AS THE GREATEST pair of sluggers to play together in baseball history, Babe Ruth and Lou Gehrig helped found the first Yankees dynasty. Together, the two men enjoyed unparalleled fame, all while being thrown together in railroad cars and hotels on the road trips of baseball s long season. How well teammates got along was an important part of every team’s fabric, but none more so than the relationship between the boisterous, fun-loving Babe and the buttoned-down, conservative Gehrig.
Author Tony Castro’s previous book on Yankees history was Mickey Mantle: America’s Prodigal Son (“Heartfelt…Mantle’s story has been told by others, though not with [such] detail.” The New York Times).
It is hard to imagine two ballplayers more different than these two; yet at the height of greatness, they forged a friendship that transcended being teammates. Beyond the Yankees, Ruth and Gehrig would spend much of their time between seasons together, trying to capitalize on their fame by barnstorming, touring, or working the vaudeville circuit.
Tony Castro’s latest exploration of Yankee history looks into the relationship between these two great players and how such intimate friends became separated by the squabbles that can arise from knowing somebody too well for too long. What were the reasons for their falling out? How did their subsequent feud affect Ruth s future? Was it a key element in the Yankees decision to let the Babe leave, never to take up the managerial role he desperately coveted? Years later, only Gehrig s imminent death reconciled the two men.

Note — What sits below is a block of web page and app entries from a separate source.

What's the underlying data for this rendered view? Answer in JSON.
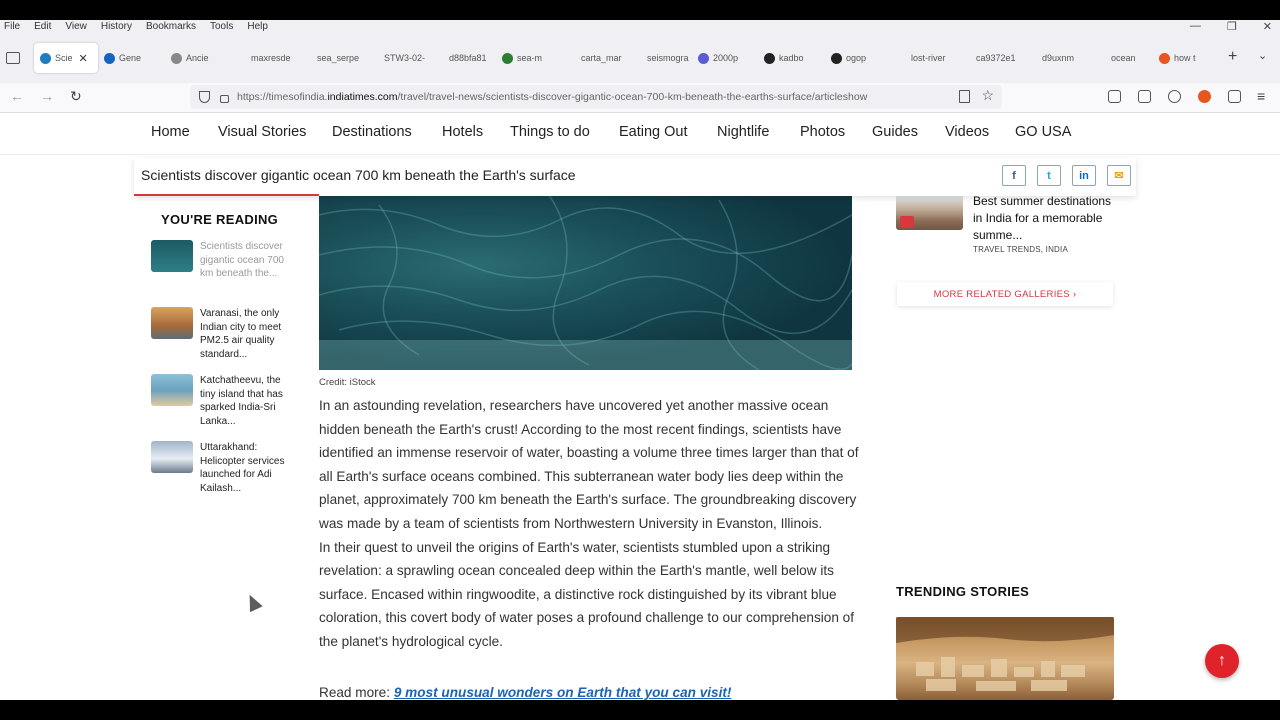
{
  "browser": {
    "menu": [
      "File",
      "Edit",
      "View",
      "History",
      "Bookmarks",
      "Tools",
      "Help"
    ],
    "tabs": [
      {
        "label": "Scie",
        "favicon_color": "#1e7bc4",
        "active": true
      },
      {
        "label": "Gene",
        "favicon_color": "#1565c0"
      },
      {
        "label": "Ancie",
        "favicon_color": "#888888"
      },
      {
        "label": "maxresde",
        "favicon_color": "#f0f0f4"
      },
      {
        "label": "sea_serpe",
        "favicon_color": "#f0f0f4"
      },
      {
        "label": "STW3-02-",
        "favicon_color": "#f0f0f4"
      },
      {
        "label": "d88bfa81",
        "favicon_color": "#f0f0f4"
      },
      {
        "label": "sea-m",
        "favicon_color": "#2e7d32"
      },
      {
        "label": "carta_mar",
        "favicon_color": "#f0f0f4"
      },
      {
        "label": "seismogra",
        "favicon_color": "#f0f0f4"
      },
      {
        "label": "2000p",
        "favicon_color": "#5b5bd6"
      },
      {
        "label": "kadbo",
        "favicon_color": "#222222"
      },
      {
        "label": "ogop",
        "favicon_color": "#222222"
      },
      {
        "label": "lost-river",
        "favicon_color": "#f0f0f4"
      },
      {
        "label": "ca9372e1",
        "favicon_color": "#f0f0f4"
      },
      {
        "label": "d9uxnm",
        "favicon_color": "#f0f0f4"
      },
      {
        "label": "ocean",
        "favicon_color": "#f0f0f4"
      },
      {
        "label": "how t",
        "favicon_color": "#e8561f"
      }
    ],
    "url_prefix": "https://timesofindia.",
    "url_domain": "indiatimes.com",
    "url_path": "/travel/travel-news/scientists-discover-gigantic-ocean-700-km-beneath-the-earths-surface/articleshow"
  },
  "site_nav": [
    "Home",
    "Visual Stories",
    "Destinations",
    "Hotels",
    "Things to do",
    "Eating Out",
    "Nightlife",
    "Photos",
    "Guides",
    "Videos",
    "GO USA"
  ],
  "sticky": {
    "headline": "Scientists discover gigantic ocean 700 km beneath the Earth's surface",
    "share": [
      {
        "label": "f",
        "color": "#3b5998",
        "icon": "facebook-icon"
      },
      {
        "label": "t",
        "color": "#1da1f2",
        "icon": "twitter-icon"
      },
      {
        "label": "in",
        "color": "#0a66c2",
        "icon": "linkedin-icon"
      },
      {
        "label": "✉",
        "color": "#f0a30a",
        "icon": "mail-icon"
      }
    ]
  },
  "youre_reading": {
    "heading": "YOU'RE READING",
    "items": [
      {
        "text": "Scientists discover gigantic ocean 700 km beneath the...",
        "current": true
      },
      {
        "text": "Varanasi, the only Indian city to meet PM2.5 air quality standard..."
      },
      {
        "text": "Katchatheevu, the tiny island that has sparked India-Sri Lanka..."
      },
      {
        "text": "Uttarakhand: Helicopter services launched for Adi Kailash..."
      }
    ]
  },
  "article": {
    "credit": "Credit: iStock",
    "paragraphs": [
      "In an astounding revelation, researchers have uncovered yet another massive ocean hidden beneath the Earth's crust! According to the most recent findings, scientists have identified an immense reservoir of water, boasting a volume three times larger than that of all Earth's surface oceans combined. This subterranean water body lies deep within the planet, approximately 700 km beneath the Earth's surface. The groundbreaking discovery was made by a team of scientists from Northwestern University in Evanston, Illinois.",
      "In their quest to unveil the origins of Earth's water, scientists stumbled upon a striking revelation: a sprawling ocean concealed deep within the Earth's mantle, well below its surface. Encased within ringwoodite, a distinctive rock distinguished by its vibrant blue coloration, this covert body of water poses a profound challenge to our comprehension of the planet's hydrological cycle."
    ],
    "read_more_label": "Read more: ",
    "read_more_link": "9 most unusual wonders on Earth that you can visit!"
  },
  "related": {
    "title": "Best summer destinations in India for a memorable summe...",
    "meta": "TRAVEL TRENDS, INDIA",
    "more_galleries": "MORE RELATED GALLERIES ›"
  },
  "trending": {
    "heading": "TRENDING STORIES"
  },
  "colors": {
    "accent": "#d9363e",
    "link": "#1a63b8",
    "scroll_top": "#e0222a"
  }
}
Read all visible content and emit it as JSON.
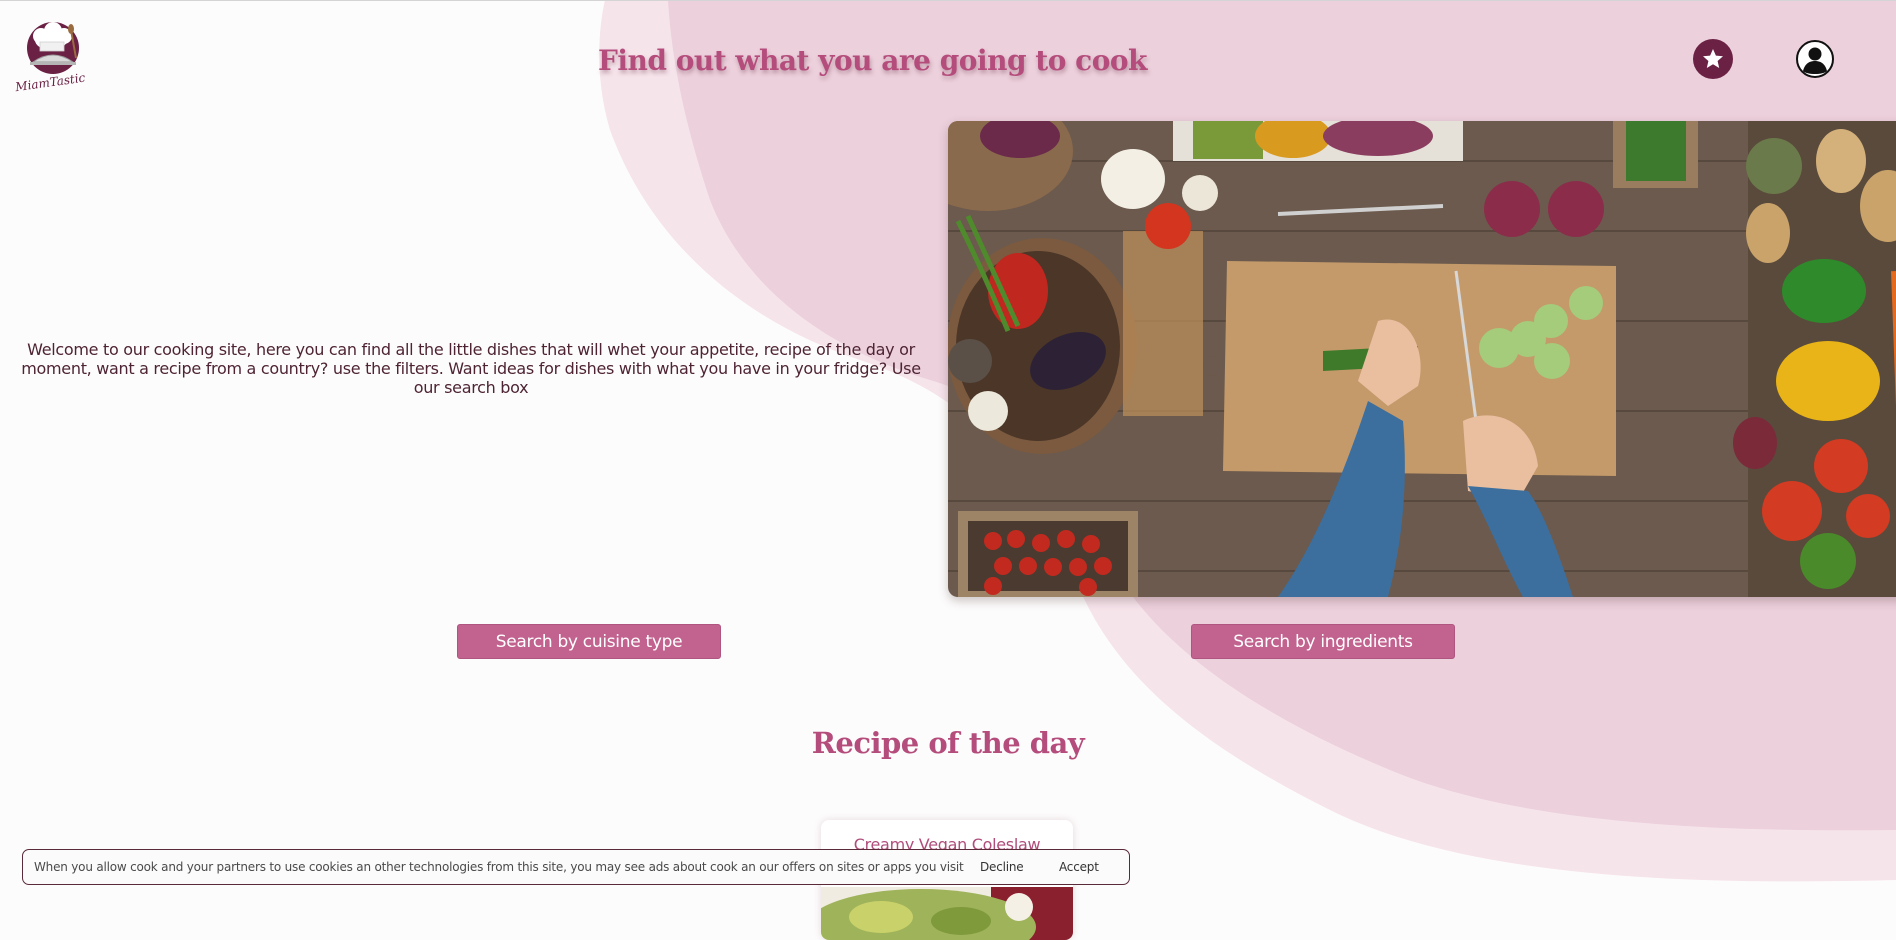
{
  "colors": {
    "accent": "#b54d7c",
    "button": "#c2628f",
    "blob_light": "#f5e1e9",
    "blob_mid": "#edd1dd",
    "dark_plum": "#6a2144"
  },
  "header": {
    "logo_alt": "logo",
    "logo_text": "MiamTastic",
    "headline": "Find out what you are going to cook",
    "favorites_icon": "star-icon",
    "account_icon": "user-icon"
  },
  "intro": {
    "text": "Welcome to our cooking site, here you can find all the little dishes that will whet your appetite, recipe of the day or moment, want a recipe from a country? use the filters. Want ideas for dishes with what you have in your fridge? Use our search box"
  },
  "actions": {
    "cuisine_label": "Search by cuisine type",
    "ingredients_label": "Search by ingredients"
  },
  "recipe_of_day": {
    "heading": "Recipe of the day",
    "title": "Creamy Vegan Coleslaw Dressed"
  },
  "cookie_banner": {
    "text": "When you allow cook and your partners to use cookies an other technologies from this site, you may see ads about cook an our offers on sites or apps you visit",
    "decline_label": "Decline",
    "accept_label": "Accept"
  }
}
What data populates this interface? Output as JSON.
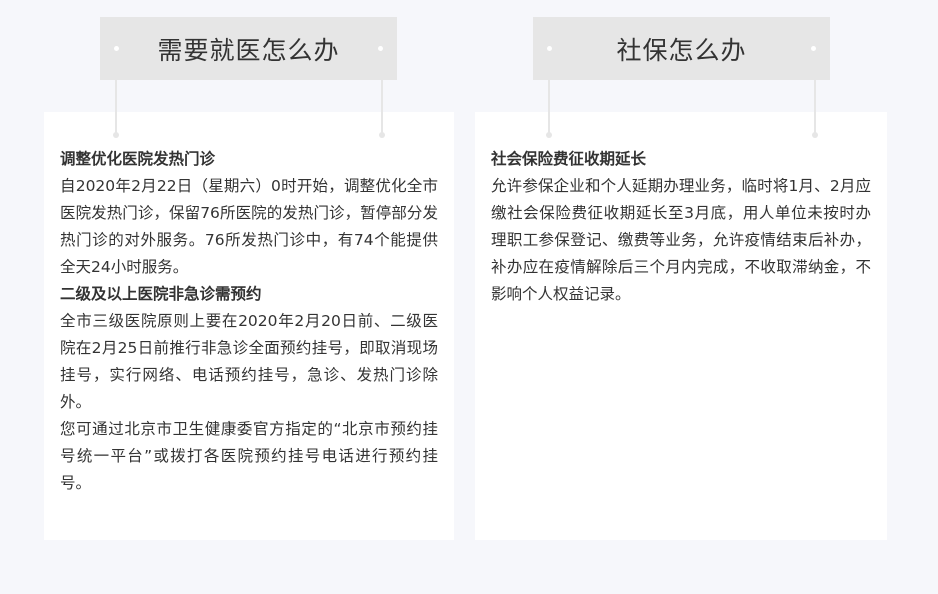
{
  "left_panel": {
    "title": "需要就医怎么办",
    "sections": [
      {
        "heading": "调整优化医院发热门诊",
        "paragraphs": [
          "自2020年2月22日（星期六）0时开始，调整优化全市医院发热门诊，保留76所医院的发热门诊，暂停部分发热门诊的对外服务。76所发热门诊中，有74个能提供全天24小时服务。"
        ]
      },
      {
        "heading": "二级及以上医院非急诊需预约",
        "paragraphs": [
          "全市三级医院原则上要在2020年2月20日前、二级医院在2月25日前推行非急诊全面预约挂号，即取消现场挂号，实行网络、电话预约挂号，急诊、发热门诊除外。",
          "您可通过北京市卫生健康委官方指定的“北京市预约挂号统一平台”或拨打各医院预约挂号电话进行预约挂号。"
        ]
      }
    ]
  },
  "right_panel": {
    "title": "社保怎么办",
    "sections": [
      {
        "heading": "社会保险费征收期延长",
        "paragraphs": [
          "允许参保企业和个人延期办理业务，临时将1月、2月应缴社会保险费征收期延长至3月底，用人单位未按时办理职工参保登记、缴费等业务，允许疫情结束后补办，补办应在疫情解除后三个月内完成，不收取滞纳金，不影响个人权益记录。"
        ]
      }
    ]
  },
  "colors": {
    "page_background": "#f6f7fb",
    "card_background": "#ffffff",
    "title_box_background": "#e6e6e6",
    "text": "#333333"
  }
}
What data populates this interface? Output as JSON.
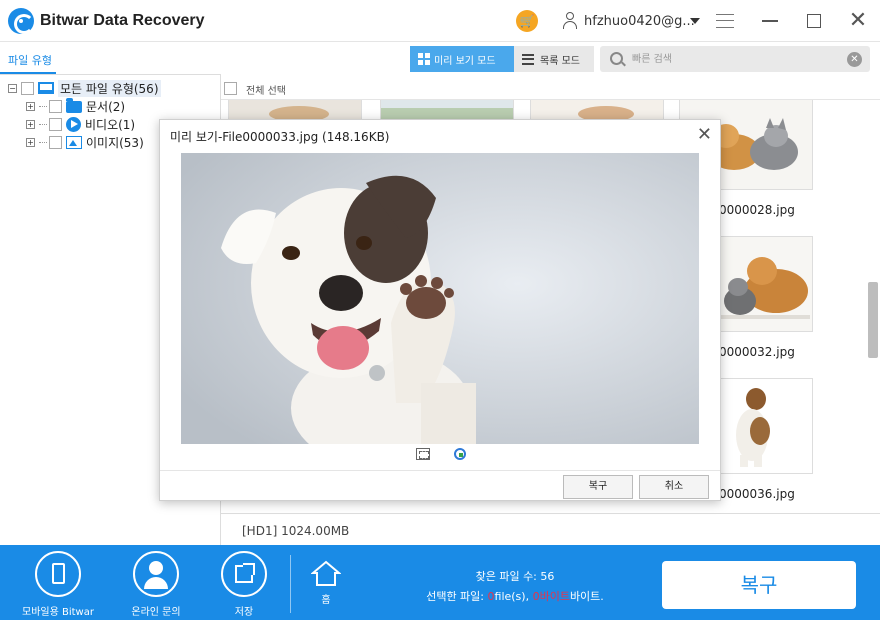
{
  "app": {
    "title": "Bitwar Data Recovery",
    "user": "hfzhuo0420@g..."
  },
  "left_panel": {
    "tab": "파일 유형",
    "tree": {
      "root": "모든 파일 유형(56)",
      "items": [
        {
          "label": "문서(2)",
          "icon": "folder-icon"
        },
        {
          "label": "비디오(1)",
          "icon": "video-icon"
        },
        {
          "label": "이미지(53)",
          "icon": "image-icon"
        }
      ]
    }
  },
  "toolbar": {
    "preview_mode": "미리 보기 모드",
    "list_mode": "목록 모드",
    "search_placeholder": "빠른 검색"
  },
  "content": {
    "select_all": "전체 선택",
    "files": [
      "0000028.jpg",
      "0000032.jpg",
      "0000036.jpg"
    ],
    "status": "[HD1] 1024.00MB"
  },
  "dialog": {
    "title": "미리 보기-File0000033.jpg (148.16KB)",
    "recover_button": "복구",
    "cancel_button": "취소"
  },
  "bottom": {
    "mobile_label": "모바일용 Bitwar",
    "online_label": "온라인 문의",
    "save_label": "저장",
    "home_label": "홈",
    "found_files": "찾은 파일 수: 56",
    "selected_prefix": "선택한 파일: ",
    "selected_count": "0",
    "selected_files_unit": "file(s), ",
    "selected_bytes": "0바이트",
    "selected_bytes_unit": "바이트.",
    "recover_button": "복구"
  },
  "colors": {
    "accent": "#1a8be6",
    "highlight_red": "#e8334a",
    "cart": "#f5a623"
  }
}
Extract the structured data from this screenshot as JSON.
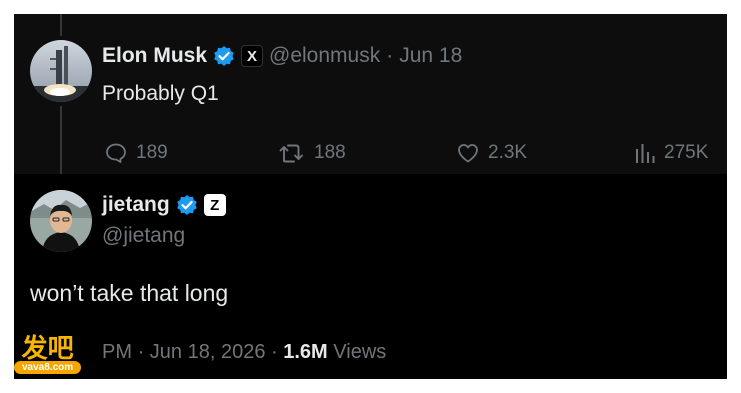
{
  "parent_tweet": {
    "display_name": "Elon Musk",
    "handle": "@elonmusk",
    "separator": "·",
    "date": "Jun 18",
    "text": "Probably Q1",
    "affiliate_badge": "X",
    "actions": {
      "replies": "189",
      "reposts": "188",
      "likes": "2.3K",
      "views": "275K"
    }
  },
  "main_tweet": {
    "display_name": "jietang",
    "handle": "@jietang",
    "affiliate_badge": "Z",
    "text": "won’t take that long",
    "meta": {
      "time": "PM",
      "separator": "·",
      "date": "Jun 18, 2026",
      "views_count": "1.6M",
      "views_label": "Views"
    }
  },
  "watermark": {
    "chars": "发吧",
    "site": "vava8.com"
  },
  "colors": {
    "background": "#000000",
    "parent_background": "#0d0d0d",
    "text_primary": "#e7e9ea",
    "text_muted": "#71767b",
    "verified_blue": "#1d9bf0",
    "watermark_gold": "#f7b500"
  },
  "icons": [
    "verified-badge-icon",
    "reply-icon",
    "repost-icon",
    "like-icon",
    "views-icon"
  ]
}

Beyond the history of Ruth and Gehrig s relationship, Castro explains how they took on a joint role in popular culture that reflected more than just sports fame. Gehrig and the Babe are linked by lore and myth that span generations, not merely as heroic sports figures but as men united by a historic friendship as well.